This site uses cookies to improve your experience and to provide services and advertising. By continuing to browse, you agree to the use of cookies described in our Cookies Policy. You may change your settings at any time but this may impact on the functionality of the site. To learn more see our Cookies Policy.
OK
Dublin: 10 °C Tuesday 22 October, 2019
Advertisement

A TD went undercover to tackle touts charging €600 for Ireland v England tickets

The first clip shows Rock meeting a man in Dublin city, who was selling two tickets in row Q in the north stand for €550.

Posted by on Tuesday, 22 October 2019

FINE GAEL TD Noel Rock has gone undercover to confront ticket touts.

In a video released today, the Dublin North West confronts two touts attempting to sell tickets for this weekend’s Ireland v England rugby international.

The first clip shows Rock meeting a man in Dublin city, who was selling two tickets in row Q in the north stand for €550. The second seller, who runs his own touting business, tried to charge €600 per ticket without revealing where the seats were. He also asked for an over-the-phone card payment.

The first seller tells Rock he is charging what “supply and demand” allows him to. The second claims that €600 each is the “market rate” for the tickets, which retailed for closer to €50 each.

tout pic

Rock says he took on the touts to highlight the scale of touting.

“Fundamentally I disagree with ticket touting. It stops fans like you and me from going to matches and concerts at the price we should be going to them for.
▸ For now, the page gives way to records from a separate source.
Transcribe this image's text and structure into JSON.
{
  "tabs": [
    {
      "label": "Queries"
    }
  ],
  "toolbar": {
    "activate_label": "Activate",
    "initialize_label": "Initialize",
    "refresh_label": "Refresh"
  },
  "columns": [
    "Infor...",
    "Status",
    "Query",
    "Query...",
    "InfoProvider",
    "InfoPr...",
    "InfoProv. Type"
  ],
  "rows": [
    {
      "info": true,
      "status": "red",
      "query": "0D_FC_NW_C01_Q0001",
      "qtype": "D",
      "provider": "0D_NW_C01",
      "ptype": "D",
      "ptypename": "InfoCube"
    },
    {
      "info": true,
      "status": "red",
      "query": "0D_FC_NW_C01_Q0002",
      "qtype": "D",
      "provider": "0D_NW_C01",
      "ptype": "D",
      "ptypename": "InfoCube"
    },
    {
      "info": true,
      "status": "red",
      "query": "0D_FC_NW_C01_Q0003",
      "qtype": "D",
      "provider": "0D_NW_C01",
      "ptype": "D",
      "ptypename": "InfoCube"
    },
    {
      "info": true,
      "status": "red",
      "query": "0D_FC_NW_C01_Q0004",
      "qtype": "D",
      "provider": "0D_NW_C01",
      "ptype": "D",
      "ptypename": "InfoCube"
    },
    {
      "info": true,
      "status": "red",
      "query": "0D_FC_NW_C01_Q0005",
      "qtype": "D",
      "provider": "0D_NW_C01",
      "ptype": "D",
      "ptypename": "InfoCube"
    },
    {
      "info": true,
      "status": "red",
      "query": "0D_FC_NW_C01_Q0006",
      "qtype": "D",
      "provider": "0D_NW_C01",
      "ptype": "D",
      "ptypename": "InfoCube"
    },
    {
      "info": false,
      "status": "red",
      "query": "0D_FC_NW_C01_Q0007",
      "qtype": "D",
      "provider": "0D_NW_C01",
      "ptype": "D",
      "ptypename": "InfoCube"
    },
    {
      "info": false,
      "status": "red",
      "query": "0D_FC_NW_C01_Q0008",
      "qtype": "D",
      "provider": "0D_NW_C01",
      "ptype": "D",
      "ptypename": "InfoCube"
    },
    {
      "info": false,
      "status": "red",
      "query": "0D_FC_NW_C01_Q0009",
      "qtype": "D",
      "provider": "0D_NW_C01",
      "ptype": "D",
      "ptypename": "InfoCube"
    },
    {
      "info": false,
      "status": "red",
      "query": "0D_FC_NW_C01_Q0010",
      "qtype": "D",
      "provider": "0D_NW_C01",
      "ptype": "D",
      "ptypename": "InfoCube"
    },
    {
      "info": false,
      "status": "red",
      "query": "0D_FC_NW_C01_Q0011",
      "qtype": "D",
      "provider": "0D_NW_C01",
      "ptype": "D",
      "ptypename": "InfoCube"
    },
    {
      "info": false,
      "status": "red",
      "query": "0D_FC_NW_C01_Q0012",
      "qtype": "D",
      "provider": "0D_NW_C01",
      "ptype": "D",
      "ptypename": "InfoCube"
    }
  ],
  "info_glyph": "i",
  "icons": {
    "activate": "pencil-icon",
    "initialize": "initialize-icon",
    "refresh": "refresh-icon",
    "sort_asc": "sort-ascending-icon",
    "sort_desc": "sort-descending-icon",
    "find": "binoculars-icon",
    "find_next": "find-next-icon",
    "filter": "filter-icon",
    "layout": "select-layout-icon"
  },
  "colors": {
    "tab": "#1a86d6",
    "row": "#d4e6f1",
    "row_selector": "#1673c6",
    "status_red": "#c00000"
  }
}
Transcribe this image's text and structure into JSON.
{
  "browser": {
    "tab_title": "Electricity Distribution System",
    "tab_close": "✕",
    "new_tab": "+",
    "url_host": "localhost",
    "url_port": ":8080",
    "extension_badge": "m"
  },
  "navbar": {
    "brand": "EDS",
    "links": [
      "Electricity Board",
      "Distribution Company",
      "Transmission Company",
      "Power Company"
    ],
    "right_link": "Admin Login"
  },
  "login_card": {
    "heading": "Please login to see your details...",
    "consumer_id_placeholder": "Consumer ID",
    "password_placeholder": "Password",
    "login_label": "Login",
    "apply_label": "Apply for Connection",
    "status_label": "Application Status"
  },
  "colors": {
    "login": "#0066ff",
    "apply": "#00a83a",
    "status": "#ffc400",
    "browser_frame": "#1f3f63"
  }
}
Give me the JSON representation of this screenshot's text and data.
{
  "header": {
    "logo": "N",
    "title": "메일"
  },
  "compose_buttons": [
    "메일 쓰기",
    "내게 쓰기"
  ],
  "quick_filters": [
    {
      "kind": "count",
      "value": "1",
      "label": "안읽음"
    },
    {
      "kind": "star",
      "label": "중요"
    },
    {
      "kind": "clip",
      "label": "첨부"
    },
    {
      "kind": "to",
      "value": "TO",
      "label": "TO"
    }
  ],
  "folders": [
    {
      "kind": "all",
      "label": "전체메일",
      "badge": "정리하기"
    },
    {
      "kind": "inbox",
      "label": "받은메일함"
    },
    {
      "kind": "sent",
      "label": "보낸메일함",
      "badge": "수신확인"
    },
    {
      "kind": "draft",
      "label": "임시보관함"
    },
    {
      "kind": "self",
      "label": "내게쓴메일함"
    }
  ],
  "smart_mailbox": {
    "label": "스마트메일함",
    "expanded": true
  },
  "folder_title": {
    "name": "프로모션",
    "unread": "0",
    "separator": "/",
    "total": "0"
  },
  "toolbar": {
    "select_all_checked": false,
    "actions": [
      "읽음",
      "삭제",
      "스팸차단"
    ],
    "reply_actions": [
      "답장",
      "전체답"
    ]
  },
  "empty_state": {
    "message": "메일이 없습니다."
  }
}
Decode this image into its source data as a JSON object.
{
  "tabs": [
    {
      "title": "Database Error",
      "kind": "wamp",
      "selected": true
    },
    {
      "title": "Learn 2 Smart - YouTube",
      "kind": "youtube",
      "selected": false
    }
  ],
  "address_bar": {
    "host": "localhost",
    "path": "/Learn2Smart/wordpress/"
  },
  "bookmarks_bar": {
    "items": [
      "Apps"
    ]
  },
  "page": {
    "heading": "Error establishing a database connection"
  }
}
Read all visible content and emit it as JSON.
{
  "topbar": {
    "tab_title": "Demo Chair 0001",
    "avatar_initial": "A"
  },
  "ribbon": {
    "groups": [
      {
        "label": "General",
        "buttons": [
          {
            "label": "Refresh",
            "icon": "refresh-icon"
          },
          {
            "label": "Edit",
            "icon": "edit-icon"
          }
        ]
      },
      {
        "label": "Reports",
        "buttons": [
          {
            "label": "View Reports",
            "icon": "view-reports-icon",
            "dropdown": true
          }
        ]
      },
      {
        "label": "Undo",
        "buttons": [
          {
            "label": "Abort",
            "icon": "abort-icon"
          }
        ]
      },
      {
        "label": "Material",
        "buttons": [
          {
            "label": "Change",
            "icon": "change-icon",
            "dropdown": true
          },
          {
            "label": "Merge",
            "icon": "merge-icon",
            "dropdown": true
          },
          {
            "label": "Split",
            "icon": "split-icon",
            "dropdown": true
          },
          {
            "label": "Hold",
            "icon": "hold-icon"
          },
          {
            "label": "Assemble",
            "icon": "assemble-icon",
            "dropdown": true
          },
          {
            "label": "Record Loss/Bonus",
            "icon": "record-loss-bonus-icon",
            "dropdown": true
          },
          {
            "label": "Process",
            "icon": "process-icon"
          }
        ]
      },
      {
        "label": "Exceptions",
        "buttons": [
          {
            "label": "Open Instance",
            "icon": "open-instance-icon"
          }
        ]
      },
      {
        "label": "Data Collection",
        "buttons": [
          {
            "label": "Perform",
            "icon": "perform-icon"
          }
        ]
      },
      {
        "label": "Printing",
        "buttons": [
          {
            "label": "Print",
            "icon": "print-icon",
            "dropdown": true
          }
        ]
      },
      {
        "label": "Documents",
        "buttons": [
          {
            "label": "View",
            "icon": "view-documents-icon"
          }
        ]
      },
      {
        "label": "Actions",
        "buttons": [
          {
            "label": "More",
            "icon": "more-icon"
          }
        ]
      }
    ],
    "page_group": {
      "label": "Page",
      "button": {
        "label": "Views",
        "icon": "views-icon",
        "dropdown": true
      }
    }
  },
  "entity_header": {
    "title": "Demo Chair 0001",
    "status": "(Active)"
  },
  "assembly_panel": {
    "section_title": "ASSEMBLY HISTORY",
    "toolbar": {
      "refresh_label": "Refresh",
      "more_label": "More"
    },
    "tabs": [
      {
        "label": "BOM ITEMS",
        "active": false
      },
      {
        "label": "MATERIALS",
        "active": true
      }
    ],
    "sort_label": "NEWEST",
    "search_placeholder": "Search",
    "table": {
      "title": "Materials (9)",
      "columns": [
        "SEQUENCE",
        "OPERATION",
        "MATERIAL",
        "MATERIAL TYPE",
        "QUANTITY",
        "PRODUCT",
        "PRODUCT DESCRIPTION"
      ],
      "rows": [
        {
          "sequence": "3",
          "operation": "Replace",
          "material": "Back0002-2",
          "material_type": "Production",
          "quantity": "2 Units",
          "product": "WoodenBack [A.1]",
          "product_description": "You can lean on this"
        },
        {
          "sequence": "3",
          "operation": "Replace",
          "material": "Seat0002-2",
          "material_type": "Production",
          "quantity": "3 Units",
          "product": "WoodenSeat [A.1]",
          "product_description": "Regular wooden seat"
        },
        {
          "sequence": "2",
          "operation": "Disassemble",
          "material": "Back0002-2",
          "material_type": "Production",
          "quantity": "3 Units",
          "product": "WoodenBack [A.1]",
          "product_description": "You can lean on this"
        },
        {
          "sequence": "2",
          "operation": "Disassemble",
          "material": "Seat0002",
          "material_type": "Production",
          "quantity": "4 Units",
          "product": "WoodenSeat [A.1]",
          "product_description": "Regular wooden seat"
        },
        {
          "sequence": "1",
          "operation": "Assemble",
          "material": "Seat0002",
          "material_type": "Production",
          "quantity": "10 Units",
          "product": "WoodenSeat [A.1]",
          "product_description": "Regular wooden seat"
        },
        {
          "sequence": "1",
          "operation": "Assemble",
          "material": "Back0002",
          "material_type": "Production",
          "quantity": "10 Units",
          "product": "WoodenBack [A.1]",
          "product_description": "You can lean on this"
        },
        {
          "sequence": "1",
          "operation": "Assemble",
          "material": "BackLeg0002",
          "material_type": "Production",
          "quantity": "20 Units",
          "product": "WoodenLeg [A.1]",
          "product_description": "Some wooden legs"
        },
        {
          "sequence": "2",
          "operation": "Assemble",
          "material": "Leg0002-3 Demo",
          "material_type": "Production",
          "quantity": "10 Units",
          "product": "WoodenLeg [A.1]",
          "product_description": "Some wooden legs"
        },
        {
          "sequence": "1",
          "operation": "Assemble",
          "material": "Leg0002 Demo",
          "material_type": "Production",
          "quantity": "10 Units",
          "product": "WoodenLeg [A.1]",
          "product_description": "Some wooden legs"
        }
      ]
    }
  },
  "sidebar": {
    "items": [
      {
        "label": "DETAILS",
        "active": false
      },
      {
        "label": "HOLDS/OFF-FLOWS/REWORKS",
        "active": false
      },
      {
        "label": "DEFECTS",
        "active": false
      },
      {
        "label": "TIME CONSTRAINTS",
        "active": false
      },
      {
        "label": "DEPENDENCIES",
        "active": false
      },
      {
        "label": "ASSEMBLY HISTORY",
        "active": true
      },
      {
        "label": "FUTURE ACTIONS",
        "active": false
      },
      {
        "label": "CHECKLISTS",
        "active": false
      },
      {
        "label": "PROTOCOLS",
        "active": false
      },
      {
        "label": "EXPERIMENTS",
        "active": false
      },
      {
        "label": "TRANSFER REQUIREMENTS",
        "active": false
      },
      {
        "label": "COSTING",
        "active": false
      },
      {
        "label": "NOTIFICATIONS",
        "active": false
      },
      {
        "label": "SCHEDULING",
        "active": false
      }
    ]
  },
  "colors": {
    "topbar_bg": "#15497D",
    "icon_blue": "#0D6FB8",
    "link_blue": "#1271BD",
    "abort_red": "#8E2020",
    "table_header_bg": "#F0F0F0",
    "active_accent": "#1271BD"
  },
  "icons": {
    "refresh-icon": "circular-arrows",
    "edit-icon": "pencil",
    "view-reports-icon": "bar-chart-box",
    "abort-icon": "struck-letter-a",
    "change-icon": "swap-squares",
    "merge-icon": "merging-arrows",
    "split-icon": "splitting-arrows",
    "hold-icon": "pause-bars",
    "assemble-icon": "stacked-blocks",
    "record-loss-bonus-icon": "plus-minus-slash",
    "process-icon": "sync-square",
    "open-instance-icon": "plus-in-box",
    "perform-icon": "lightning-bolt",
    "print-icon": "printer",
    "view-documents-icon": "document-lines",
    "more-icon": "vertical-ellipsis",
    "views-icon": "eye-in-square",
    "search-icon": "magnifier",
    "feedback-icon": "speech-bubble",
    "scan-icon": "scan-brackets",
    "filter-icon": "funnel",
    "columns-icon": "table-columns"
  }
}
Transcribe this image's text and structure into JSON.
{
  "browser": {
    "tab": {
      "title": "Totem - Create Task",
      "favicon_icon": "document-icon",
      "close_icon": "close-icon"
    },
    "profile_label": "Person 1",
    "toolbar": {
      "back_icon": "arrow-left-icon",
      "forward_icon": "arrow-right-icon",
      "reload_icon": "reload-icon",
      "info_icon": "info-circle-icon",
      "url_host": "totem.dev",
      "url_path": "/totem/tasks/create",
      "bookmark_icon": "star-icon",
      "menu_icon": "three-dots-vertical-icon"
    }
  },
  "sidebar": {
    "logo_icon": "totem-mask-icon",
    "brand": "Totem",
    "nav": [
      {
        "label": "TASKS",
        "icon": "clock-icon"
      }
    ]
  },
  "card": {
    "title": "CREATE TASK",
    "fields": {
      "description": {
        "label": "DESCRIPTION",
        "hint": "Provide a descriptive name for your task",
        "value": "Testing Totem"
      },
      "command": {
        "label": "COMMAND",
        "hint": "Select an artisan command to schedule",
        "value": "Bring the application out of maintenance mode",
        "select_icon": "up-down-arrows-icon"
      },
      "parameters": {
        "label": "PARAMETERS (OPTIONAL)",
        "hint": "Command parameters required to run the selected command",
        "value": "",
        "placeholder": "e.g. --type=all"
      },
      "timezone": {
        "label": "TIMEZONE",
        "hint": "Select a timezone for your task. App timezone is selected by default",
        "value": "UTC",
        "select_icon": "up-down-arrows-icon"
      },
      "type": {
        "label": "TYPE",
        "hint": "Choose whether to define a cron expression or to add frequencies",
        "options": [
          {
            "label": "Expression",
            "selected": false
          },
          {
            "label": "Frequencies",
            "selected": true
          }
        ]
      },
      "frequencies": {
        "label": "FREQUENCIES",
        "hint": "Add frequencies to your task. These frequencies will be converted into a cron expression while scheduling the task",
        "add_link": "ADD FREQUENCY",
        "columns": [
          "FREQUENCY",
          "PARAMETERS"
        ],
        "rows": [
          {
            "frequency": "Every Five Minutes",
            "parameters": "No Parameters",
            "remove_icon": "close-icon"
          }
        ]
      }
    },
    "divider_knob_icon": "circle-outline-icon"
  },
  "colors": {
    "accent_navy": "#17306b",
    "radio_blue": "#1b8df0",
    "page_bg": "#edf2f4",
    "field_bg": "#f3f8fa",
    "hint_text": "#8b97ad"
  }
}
“The IRFU disagree with touts, the GAA disagree with touting, the FAI disagree with touting, but the law doesn’t disagree with touting.

“That’s why I’ve proposed a Bill to change the law and make sure that above cost ticket selling will no longer take place. The law has passed the first stage in the Dáil but it still has a bit further to go.”

Rock said the legislation was needed because regulation was not functioning, and said his bill was based on Belgian legislation which has had a positive effect.

The move was prompted earlier this year by the mounting anger among U2 fans who were unable to buy tickets for the band’s Croke Park concert in before they sold out. Tickets soon became available through resale websites and private touts at inflated prices.

Read: Dublin Zoo celebrates a very adorable new arrival

Read: Historic Cistercian College Roscrea saved from closure by €1.5 million in pledges

  • Share on Facebook
  • Email this article
  •  

Read next:

COMMENTS (59)